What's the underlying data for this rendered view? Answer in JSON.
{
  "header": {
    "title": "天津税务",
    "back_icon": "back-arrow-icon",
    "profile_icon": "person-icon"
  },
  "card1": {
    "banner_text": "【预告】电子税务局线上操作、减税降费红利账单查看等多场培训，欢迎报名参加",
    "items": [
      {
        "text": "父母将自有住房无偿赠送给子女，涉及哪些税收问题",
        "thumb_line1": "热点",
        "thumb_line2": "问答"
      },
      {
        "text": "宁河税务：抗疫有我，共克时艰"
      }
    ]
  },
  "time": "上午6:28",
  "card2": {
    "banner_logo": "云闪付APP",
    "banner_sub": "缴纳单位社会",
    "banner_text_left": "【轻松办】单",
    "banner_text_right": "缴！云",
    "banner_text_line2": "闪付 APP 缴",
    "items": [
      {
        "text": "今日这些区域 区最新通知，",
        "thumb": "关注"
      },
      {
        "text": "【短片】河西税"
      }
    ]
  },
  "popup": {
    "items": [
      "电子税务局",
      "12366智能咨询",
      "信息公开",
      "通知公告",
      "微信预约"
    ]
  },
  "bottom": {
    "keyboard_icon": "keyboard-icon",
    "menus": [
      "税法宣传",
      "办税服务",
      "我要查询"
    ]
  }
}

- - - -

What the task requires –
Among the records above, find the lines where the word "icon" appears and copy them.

Task response –
    "back_icon": "back-arrow-icon",
    "profile_icon": "person-icon"
    "keyboard_icon": "keyboard-icon",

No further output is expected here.